Geographic, linguistic, and economic divisions between ethnic groups linger from Apartheid; but recent concerns also include divisions within ethnic groups due to Western-influenced individualism and a decline in communal values known as ubuntu. Ubuntu is a spiritual concept; thus, Christianity seems to be the ideal context for its reinforcement. But most theorists would argue that the physical and figurative walls being constructed between and within ethnic groups could not be overcome through Christianity, which is itself considered to be individualistic “self-serving redemptionism”—the theoretical opposite of ubuntu. However,one East London Catholic parish creates an anomalous interracial community by promoting communal ubuntu values, and thus defies theoretical arguments of Christian individualism and the actual segregations and divisions prevalent in East London.
The Annual Mary Lou Fulton Mentored Research Conference showcases some of the best student research from the College of Family, Home, and Social Sciences. The mentored learning program encourages undergraduate students to participate in hands-on and practical research under the direction of a faculty member. Students create these posters as an aide in presenting the results of their research to the public, faculty, and their peers.
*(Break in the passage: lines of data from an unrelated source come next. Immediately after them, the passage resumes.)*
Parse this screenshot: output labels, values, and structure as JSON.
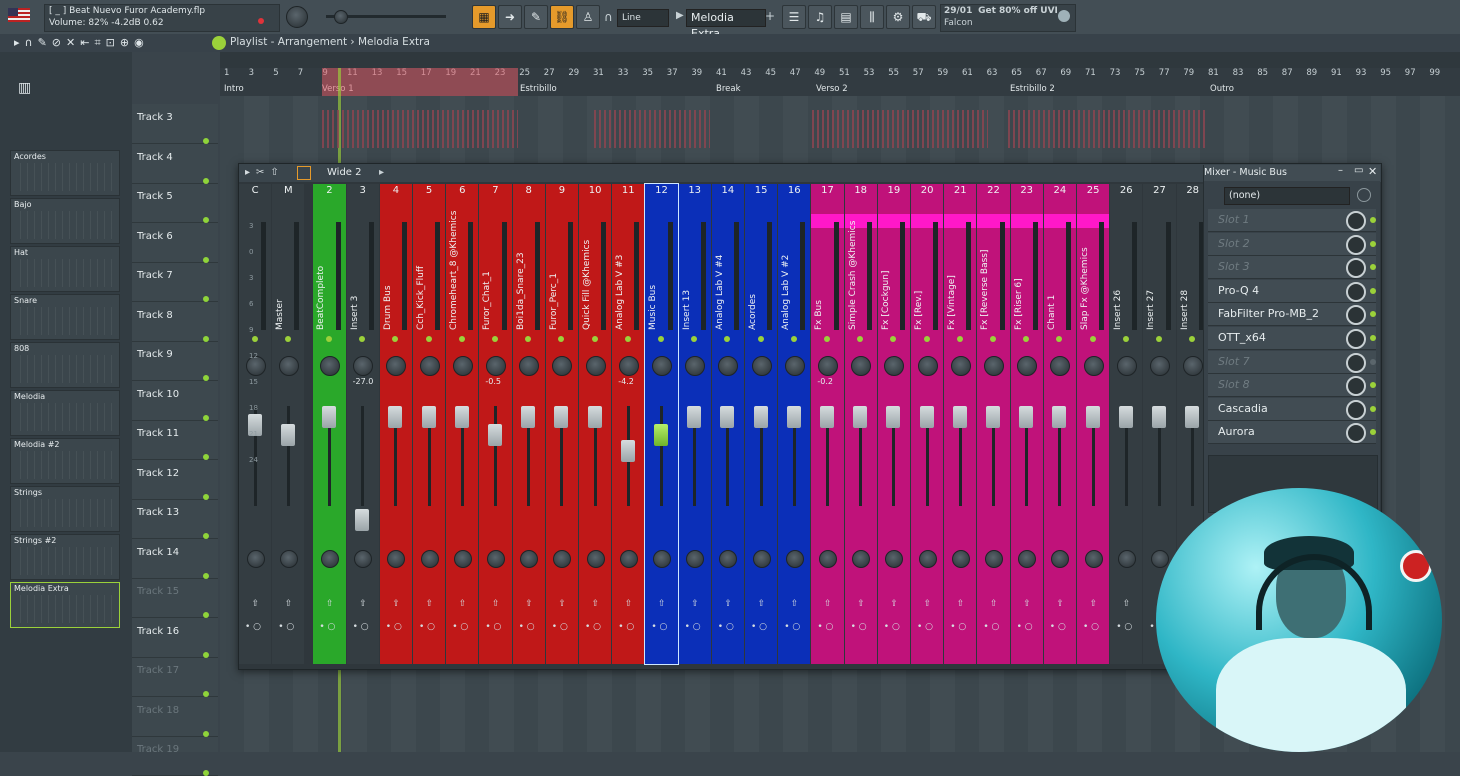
{
  "topbar": {
    "project_file": "[ _ ] Beat Nuevo Furor Academy.flp",
    "status": "Volume: 82%   -4.2dB   0.62",
    "snap": "Line",
    "pattern": "Melodia Extra",
    "news_date": "29/01",
    "news_text": "Get 80% off UVI",
    "news_sub": "Falcon"
  },
  "breadcrumb": "Playlist - Arrangement › Melodia Extra",
  "rack": {
    "items": [
      "Acordes",
      "Bajo",
      "Hat",
      "Snare",
      "808",
      "Melodia",
      "Melodia #2",
      "Strings",
      "Strings #2",
      "Melodia Extra"
    ]
  },
  "playlist": {
    "tracks": [
      "Track 3",
      "Track 4",
      "Track 5",
      "Track 6",
      "Track 7",
      "Track 8",
      "Track 9",
      "Track 10",
      "Track 11",
      "Track 12",
      "Track 13",
      "Track 14",
      "Track 15",
      "Track 16",
      "Track 17",
      "Track 18",
      "Track 19"
    ],
    "ruler": [
      "1",
      "3",
      "5",
      "7",
      "9",
      "11",
      "13",
      "15",
      "17",
      "19",
      "21",
      "23",
      "25",
      "27",
      "29",
      "31",
      "33",
      "35",
      "37",
      "39",
      "41",
      "43",
      "45",
      "47",
      "49",
      "51",
      "53",
      "55",
      "57",
      "59",
      "61",
      "63",
      "65",
      "67",
      "69",
      "71",
      "73",
      "75",
      "77",
      "79",
      "81",
      "83",
      "85",
      "87",
      "89",
      "91",
      "93",
      "95",
      "97",
      "99"
    ],
    "sections": [
      "Intro",
      "Verso 1",
      "Estribillo",
      "Break",
      "Verso 2",
      "Estribillo 2",
      "Outro"
    ]
  },
  "mixer": {
    "layout": "Wide 2",
    "strips": [
      {
        "num": "C",
        "name": "",
        "color": "#343d42"
      },
      {
        "num": "M",
        "name": "Master",
        "color": "#343d42"
      },
      {
        "num": "2",
        "name": "BeatCompleto",
        "color": "#2aa82a"
      },
      {
        "num": "3",
        "name": "Insert 3",
        "color": "#343d42",
        "val": "-27.0"
      },
      {
        "num": "4",
        "name": "Drum Bus",
        "color": "#c01818"
      },
      {
        "num": "5",
        "name": "Cch_Kick_Fluff",
        "color": "#c01818"
      },
      {
        "num": "6",
        "name": "Chromeheart_8 @Khemics",
        "color": "#c01818"
      },
      {
        "num": "7",
        "name": "Furor_Chat_1",
        "color": "#c01818",
        "val": "-0.5"
      },
      {
        "num": "8",
        "name": "Boi1da_Snare_23",
        "color": "#c01818"
      },
      {
        "num": "9",
        "name": "Furor_Perc_1",
        "color": "#c01818"
      },
      {
        "num": "10",
        "name": "Quick Fill @Khemics",
        "color": "#c01818"
      },
      {
        "num": "11",
        "name": "Analog Lab V #3",
        "color": "#c01818",
        "val": "-4.2"
      },
      {
        "num": "12",
        "name": "Music Bus",
        "color": "#0b2fb8"
      },
      {
        "num": "13",
        "name": "Insert 13",
        "color": "#0b2fb8"
      },
      {
        "num": "14",
        "name": "Analog Lab V #4",
        "color": "#0b2fb8"
      },
      {
        "num": "15",
        "name": "Acordes",
        "color": "#0b2fb8"
      },
      {
        "num": "16",
        "name": "Analog Lab V #2",
        "color": "#0b2fb8"
      },
      {
        "num": "17",
        "name": "Fx Bus",
        "color": "#c0127a",
        "val": "-0.2"
      },
      {
        "num": "18",
        "name": "Simple Crash @Khemics",
        "color": "#c0127a"
      },
      {
        "num": "19",
        "name": "Fx [Cockgun]",
        "color": "#c0127a"
      },
      {
        "num": "20",
        "name": "Fx [Rev.]",
        "color": "#c0127a"
      },
      {
        "num": "21",
        "name": "Fx [Vintage]",
        "color": "#c0127a"
      },
      {
        "num": "22",
        "name": "Fx [Reverse Bass]",
        "color": "#c0127a"
      },
      {
        "num": "23",
        "name": "Fx [Riser 6]",
        "color": "#c0127a"
      },
      {
        "num": "24",
        "name": "Chant 1",
        "color": "#c0127a"
      },
      {
        "num": "25",
        "name": "Slap Fx @Khemics",
        "color": "#c0127a"
      },
      {
        "num": "26",
        "name": "Insert 26",
        "color": "#343d42"
      },
      {
        "num": "27",
        "name": "Insert 27",
        "color": "#343d42"
      },
      {
        "num": "28",
        "name": "Insert 28",
        "color": "#343d42"
      }
    ],
    "panel": {
      "title": "Mixer - Music Bus",
      "preset": "(none)",
      "slots": [
        {
          "label": "Slot 1",
          "empty": true
        },
        {
          "label": "Slot 2",
          "empty": true
        },
        {
          "label": "Slot 3",
          "empty": true
        },
        {
          "label": "Pro-Q 4",
          "empty": false
        },
        {
          "label": "FabFilter Pro-MB_2",
          "empty": false
        },
        {
          "label": "OTT_x64",
          "empty": false
        },
        {
          "label": "Slot 7",
          "empty": true
        },
        {
          "label": "Slot 8",
          "empty": true
        },
        {
          "label": "Cascadia",
          "empty": false
        },
        {
          "label": "Aurora",
          "empty": false
        }
      ]
    },
    "db_scale": [
      "3",
      "0",
      "3",
      "6",
      "9",
      "12",
      "15",
      "18",
      "21",
      "24"
    ]
  }
}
BYU ScholarsArchive Citation
Layton, Jordan R. and Grimshaw, Jeremy, "A Case for Christian Communalism: Overcoming Individualism and Racial Segregation in an Ubuntu-Infused South African Catholic Parish" (2010). FHSS Mentored Research Conference. 3.
Family, Home, and Social Sciences
© 2010, Jordan R Layton, et al.;
Copyright Use Information